• _DIRECTIONS FOR THIS TASK_:
Among the records below, find each line containing the word "true" and copy it.
-------- DATA FOR PROCESSING
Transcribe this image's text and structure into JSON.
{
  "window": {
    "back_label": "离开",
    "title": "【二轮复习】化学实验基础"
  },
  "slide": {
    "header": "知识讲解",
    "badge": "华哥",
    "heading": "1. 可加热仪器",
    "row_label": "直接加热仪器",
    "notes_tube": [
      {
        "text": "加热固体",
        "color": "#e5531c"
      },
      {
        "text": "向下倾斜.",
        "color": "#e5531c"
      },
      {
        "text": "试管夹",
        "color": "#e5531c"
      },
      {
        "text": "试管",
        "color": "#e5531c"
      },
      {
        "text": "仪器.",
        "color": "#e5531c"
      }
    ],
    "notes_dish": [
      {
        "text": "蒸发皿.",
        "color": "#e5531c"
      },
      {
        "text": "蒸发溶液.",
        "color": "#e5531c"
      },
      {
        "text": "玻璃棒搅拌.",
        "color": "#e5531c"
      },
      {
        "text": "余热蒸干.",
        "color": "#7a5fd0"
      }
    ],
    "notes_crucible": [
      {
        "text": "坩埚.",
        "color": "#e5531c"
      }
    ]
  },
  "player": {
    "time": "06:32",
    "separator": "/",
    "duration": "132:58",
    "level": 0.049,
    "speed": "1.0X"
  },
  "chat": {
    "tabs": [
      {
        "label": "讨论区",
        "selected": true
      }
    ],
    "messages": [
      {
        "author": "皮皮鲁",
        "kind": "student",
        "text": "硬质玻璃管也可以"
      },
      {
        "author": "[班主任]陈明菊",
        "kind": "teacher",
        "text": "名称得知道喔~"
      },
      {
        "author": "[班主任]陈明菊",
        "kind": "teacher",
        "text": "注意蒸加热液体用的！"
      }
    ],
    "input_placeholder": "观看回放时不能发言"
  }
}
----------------
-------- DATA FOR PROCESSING
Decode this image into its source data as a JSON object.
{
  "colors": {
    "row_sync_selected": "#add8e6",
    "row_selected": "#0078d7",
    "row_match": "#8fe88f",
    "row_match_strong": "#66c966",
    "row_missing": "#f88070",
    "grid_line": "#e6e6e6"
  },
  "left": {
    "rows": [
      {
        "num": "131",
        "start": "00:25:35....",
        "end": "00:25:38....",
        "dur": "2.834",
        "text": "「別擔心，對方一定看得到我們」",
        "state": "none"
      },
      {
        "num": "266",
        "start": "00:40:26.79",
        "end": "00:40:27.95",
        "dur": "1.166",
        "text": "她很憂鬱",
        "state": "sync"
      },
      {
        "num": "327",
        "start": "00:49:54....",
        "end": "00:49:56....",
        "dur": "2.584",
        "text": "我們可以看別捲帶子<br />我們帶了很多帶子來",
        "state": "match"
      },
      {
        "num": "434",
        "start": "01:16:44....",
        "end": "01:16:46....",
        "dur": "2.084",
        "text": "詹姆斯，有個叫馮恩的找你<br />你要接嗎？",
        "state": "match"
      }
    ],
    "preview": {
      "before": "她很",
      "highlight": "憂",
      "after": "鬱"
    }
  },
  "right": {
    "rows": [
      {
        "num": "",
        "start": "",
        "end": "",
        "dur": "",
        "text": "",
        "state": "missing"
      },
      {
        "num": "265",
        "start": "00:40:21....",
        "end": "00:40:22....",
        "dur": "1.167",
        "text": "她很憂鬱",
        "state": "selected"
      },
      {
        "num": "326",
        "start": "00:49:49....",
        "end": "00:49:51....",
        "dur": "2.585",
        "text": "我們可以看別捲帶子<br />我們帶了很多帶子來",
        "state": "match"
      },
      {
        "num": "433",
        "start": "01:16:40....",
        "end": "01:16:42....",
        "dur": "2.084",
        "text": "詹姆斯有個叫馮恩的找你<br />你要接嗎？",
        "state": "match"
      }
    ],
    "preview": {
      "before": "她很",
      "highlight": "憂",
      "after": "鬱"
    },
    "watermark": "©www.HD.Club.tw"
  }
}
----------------
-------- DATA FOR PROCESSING
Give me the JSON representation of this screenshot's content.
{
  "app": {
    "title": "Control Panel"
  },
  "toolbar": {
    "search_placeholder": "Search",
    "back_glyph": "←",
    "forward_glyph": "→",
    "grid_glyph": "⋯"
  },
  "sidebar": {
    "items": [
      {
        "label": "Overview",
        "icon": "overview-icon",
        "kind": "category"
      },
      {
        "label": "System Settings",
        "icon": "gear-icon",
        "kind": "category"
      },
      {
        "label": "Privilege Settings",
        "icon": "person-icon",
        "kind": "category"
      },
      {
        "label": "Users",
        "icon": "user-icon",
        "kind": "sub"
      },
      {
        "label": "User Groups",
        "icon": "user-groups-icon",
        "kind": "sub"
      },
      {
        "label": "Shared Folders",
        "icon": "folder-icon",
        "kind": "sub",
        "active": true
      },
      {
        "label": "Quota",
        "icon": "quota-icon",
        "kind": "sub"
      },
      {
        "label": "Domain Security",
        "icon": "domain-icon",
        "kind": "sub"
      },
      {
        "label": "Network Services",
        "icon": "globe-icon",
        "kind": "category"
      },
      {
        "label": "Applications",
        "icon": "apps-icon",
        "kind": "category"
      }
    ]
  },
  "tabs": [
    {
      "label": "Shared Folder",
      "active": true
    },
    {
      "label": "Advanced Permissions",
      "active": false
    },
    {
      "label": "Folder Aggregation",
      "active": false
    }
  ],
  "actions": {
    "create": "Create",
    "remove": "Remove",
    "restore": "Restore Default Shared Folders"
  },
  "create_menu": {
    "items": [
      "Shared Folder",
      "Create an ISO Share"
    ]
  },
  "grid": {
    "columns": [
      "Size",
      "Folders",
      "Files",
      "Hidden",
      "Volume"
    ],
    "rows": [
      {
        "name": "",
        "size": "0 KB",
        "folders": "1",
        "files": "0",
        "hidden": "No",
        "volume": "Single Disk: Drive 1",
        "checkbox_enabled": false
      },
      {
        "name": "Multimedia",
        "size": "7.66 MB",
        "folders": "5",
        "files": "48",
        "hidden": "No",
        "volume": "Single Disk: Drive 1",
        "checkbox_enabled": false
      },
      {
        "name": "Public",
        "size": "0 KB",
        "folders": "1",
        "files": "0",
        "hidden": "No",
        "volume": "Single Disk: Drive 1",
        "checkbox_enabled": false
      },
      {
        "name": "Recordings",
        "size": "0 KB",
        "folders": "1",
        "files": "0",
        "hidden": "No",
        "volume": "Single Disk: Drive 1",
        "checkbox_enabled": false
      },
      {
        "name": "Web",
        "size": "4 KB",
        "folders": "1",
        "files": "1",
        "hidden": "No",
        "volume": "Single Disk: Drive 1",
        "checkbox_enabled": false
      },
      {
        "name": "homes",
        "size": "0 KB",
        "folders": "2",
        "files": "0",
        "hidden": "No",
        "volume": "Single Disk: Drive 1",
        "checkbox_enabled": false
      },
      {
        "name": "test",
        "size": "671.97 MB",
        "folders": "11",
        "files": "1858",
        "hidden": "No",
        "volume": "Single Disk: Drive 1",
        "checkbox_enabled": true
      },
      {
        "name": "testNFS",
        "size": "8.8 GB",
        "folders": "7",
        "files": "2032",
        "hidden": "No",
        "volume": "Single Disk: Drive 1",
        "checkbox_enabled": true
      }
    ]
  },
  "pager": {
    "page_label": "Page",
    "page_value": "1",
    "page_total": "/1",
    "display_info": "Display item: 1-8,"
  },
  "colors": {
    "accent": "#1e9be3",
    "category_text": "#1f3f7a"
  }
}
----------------
• _SOLUTION TO THIS PROBLEM_:
        "selected": true
        "active": true
      "active": true
        "checkbox_enabled": true
        "checkbox_enabled": true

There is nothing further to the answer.